(Dataset rows for apps and sites)
#####

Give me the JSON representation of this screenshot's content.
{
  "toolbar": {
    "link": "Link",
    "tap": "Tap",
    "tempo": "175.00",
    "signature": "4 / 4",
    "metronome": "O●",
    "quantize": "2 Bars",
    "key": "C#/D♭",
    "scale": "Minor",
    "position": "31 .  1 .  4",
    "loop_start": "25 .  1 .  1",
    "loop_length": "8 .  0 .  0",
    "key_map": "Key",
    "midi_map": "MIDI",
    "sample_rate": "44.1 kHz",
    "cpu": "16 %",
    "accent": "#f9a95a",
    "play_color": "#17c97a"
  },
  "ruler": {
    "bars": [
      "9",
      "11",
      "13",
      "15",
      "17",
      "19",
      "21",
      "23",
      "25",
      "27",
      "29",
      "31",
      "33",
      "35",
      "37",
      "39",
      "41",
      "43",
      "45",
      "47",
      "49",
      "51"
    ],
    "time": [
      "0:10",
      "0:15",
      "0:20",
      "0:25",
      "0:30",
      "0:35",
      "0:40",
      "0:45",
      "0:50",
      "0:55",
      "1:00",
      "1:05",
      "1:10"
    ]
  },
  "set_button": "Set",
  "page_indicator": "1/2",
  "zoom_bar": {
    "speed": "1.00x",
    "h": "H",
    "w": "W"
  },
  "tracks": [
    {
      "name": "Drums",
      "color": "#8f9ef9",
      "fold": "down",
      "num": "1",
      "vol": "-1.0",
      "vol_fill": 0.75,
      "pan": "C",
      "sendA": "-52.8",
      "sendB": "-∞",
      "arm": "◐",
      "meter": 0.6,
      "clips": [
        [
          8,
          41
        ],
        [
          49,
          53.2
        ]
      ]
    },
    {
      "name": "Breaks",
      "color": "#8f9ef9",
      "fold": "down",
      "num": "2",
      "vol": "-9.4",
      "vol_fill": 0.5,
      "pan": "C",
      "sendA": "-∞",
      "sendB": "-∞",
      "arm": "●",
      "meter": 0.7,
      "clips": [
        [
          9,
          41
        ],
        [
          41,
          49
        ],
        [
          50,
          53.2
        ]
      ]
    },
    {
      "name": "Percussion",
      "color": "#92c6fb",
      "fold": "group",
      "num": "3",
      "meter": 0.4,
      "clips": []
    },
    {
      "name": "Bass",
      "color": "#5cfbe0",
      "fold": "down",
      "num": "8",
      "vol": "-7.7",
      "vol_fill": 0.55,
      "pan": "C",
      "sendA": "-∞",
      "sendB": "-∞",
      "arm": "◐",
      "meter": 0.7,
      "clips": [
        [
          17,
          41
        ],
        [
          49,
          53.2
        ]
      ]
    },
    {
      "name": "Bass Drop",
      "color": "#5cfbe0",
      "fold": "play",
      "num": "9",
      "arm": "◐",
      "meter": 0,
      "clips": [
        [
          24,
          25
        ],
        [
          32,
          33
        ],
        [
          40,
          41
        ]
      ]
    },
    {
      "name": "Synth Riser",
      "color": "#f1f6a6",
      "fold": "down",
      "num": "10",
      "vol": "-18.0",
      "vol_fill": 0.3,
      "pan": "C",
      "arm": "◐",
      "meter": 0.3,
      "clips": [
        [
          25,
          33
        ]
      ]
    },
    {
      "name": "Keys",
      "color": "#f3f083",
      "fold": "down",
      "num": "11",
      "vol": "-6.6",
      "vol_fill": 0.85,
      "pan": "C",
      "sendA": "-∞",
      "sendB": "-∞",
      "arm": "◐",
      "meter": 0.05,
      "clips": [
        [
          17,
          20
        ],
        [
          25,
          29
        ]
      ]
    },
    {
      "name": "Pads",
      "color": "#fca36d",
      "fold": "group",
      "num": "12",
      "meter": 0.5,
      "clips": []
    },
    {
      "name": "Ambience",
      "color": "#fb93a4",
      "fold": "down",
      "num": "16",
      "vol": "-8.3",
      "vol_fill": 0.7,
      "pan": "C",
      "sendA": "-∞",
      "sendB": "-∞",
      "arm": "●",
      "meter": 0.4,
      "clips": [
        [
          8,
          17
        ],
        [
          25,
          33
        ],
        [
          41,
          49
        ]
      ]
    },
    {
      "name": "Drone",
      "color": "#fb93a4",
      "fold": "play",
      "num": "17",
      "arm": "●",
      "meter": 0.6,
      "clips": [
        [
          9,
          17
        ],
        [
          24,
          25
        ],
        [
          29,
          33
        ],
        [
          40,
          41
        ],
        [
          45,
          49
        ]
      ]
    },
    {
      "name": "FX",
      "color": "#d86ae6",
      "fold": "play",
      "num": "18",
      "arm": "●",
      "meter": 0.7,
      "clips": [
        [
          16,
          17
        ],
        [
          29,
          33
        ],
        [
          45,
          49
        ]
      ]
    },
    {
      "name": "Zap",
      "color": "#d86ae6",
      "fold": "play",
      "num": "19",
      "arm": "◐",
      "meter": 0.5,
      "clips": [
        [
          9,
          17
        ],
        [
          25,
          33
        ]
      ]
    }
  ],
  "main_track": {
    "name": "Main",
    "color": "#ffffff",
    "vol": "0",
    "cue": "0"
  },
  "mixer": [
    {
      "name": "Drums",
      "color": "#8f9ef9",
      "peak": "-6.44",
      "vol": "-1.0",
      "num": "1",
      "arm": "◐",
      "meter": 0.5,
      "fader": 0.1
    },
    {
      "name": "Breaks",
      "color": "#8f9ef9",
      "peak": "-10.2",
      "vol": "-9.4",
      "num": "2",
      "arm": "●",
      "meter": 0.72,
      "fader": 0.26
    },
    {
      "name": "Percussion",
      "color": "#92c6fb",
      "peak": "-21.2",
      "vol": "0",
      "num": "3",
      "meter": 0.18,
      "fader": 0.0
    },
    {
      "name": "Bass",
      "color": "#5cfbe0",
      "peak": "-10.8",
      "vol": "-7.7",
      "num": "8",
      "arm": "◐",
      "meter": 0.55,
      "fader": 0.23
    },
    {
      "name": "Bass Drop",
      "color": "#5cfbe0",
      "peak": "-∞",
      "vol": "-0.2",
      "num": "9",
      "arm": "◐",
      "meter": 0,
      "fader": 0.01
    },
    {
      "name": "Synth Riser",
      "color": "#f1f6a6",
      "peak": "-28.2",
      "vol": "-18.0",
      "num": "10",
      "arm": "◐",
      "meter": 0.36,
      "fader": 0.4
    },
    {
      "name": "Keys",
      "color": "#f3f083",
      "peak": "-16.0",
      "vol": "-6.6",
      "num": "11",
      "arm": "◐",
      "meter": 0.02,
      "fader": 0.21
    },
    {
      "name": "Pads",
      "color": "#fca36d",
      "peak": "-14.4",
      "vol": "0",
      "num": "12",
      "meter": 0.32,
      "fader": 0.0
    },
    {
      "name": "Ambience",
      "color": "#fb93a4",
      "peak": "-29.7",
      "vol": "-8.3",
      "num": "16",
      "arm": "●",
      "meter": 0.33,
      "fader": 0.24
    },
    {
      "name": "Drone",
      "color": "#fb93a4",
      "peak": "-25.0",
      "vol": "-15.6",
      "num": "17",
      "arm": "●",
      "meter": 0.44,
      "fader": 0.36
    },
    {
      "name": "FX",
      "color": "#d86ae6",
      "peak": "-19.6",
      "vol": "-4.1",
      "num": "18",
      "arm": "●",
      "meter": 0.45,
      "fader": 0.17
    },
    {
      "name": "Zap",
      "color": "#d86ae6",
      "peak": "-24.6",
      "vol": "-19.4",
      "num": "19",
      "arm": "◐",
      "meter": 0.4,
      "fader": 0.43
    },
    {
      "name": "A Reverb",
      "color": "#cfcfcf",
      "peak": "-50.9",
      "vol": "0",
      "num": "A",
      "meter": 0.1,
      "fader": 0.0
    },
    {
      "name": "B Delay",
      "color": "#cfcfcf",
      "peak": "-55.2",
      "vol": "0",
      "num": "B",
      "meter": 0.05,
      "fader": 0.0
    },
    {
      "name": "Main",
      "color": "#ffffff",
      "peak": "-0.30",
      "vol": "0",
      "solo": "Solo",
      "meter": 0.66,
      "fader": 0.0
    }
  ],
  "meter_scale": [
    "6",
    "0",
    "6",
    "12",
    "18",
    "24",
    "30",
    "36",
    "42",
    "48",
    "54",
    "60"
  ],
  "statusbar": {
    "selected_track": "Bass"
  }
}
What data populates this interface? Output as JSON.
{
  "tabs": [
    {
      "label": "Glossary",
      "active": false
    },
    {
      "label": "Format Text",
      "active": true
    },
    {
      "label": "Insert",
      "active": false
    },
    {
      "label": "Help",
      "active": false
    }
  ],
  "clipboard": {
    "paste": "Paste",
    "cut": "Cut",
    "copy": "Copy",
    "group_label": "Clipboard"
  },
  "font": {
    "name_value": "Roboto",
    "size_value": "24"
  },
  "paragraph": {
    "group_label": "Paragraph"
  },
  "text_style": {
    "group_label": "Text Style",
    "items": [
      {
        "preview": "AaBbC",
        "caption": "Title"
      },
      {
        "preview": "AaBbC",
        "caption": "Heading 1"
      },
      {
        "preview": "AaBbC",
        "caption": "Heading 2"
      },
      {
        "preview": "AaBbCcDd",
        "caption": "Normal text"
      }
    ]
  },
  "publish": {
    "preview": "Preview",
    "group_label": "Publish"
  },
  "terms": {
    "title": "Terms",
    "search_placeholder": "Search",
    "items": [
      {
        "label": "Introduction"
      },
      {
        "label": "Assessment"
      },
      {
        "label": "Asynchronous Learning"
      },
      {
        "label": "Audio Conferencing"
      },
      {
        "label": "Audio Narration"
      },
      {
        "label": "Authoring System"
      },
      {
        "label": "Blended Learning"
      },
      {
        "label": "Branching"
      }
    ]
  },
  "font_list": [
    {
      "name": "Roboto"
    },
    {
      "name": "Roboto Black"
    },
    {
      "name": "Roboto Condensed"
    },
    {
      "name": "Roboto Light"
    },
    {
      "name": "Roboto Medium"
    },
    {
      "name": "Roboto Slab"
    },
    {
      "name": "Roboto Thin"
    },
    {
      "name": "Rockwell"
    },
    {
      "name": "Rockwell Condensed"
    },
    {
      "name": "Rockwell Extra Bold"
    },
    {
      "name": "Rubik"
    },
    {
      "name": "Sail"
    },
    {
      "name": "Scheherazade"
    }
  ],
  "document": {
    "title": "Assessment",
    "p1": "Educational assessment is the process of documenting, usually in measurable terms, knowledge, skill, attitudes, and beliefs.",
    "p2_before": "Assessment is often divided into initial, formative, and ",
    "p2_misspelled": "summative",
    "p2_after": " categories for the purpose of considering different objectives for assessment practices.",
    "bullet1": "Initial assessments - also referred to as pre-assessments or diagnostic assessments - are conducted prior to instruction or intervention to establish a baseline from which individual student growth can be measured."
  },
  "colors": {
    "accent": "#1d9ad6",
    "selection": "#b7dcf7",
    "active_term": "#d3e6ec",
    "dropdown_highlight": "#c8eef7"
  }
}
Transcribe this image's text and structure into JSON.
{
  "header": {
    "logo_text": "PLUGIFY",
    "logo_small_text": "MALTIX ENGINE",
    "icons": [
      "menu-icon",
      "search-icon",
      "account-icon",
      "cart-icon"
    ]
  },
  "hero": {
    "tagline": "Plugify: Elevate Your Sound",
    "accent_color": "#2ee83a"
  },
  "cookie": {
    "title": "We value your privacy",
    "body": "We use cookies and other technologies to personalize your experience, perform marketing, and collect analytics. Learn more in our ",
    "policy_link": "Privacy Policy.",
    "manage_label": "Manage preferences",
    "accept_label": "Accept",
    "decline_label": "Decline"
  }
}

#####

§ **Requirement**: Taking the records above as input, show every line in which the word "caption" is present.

§ **Answer section**:
        "caption": "Title"
        "caption": "Heading 1"
        "caption": "Heading 2"
        "caption": "Normal text"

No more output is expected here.